» **DATA SHOWN**

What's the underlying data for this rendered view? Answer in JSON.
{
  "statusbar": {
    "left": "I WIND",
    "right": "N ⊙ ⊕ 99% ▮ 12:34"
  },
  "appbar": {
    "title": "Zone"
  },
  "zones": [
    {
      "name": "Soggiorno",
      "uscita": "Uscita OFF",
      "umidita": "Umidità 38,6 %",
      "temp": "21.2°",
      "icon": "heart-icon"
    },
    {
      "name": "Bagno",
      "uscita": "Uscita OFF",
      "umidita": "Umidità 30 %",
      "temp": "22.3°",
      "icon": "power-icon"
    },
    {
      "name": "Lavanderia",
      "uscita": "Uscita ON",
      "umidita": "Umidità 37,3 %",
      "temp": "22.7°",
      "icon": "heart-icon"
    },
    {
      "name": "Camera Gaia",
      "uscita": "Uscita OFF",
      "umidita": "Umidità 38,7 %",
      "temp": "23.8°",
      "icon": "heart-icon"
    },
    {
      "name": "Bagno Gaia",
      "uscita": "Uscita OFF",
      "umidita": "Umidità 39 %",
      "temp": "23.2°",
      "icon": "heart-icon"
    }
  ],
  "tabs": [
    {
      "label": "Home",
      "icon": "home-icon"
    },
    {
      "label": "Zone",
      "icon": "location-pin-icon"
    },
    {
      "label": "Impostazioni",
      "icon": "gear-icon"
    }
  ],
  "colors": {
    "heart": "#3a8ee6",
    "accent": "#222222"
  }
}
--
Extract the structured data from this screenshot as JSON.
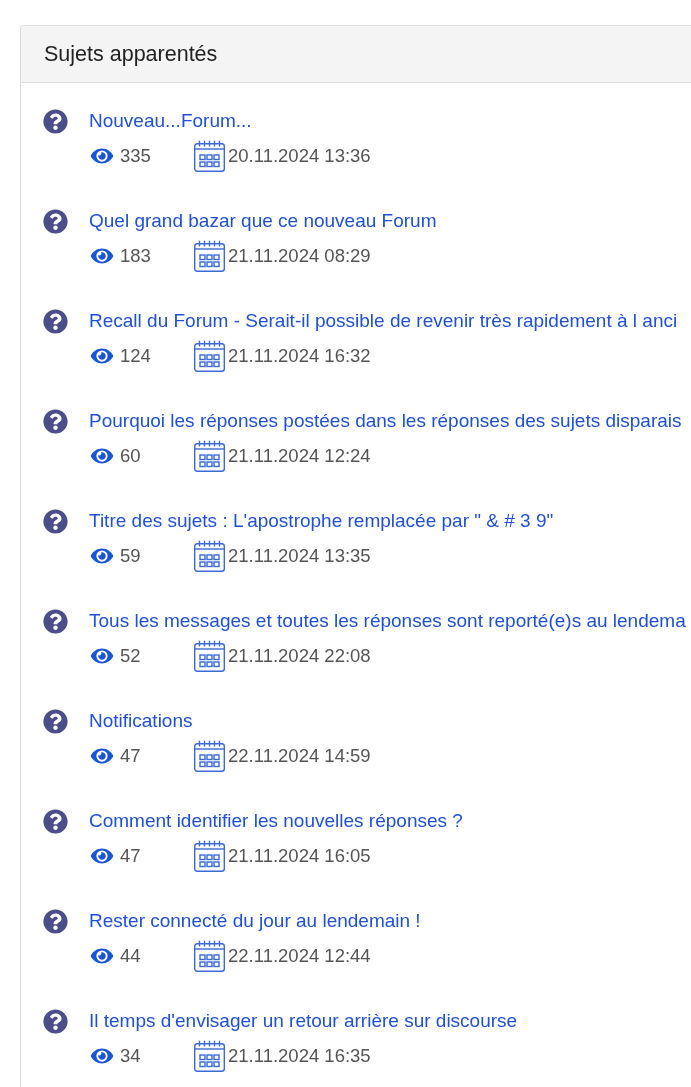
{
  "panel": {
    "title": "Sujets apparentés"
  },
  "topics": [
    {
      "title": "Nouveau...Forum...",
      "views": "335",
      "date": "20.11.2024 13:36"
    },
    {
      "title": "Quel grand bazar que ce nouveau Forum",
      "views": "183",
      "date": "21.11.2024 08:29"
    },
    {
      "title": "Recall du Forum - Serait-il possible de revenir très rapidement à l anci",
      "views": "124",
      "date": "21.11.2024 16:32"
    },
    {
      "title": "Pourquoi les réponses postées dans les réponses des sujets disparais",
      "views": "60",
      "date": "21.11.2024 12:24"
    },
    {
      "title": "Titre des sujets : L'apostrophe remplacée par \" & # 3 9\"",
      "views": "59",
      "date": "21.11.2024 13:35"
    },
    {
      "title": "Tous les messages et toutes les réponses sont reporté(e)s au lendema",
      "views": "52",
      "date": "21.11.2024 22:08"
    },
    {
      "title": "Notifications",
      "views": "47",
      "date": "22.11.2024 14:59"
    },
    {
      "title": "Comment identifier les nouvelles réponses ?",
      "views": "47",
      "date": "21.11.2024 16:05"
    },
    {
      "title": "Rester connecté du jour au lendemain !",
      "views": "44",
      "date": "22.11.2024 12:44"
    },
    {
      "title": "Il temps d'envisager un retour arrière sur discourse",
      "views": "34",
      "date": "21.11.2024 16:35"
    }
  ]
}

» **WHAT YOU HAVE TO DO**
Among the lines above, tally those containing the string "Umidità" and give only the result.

» **EXERCISE ANSWER**
5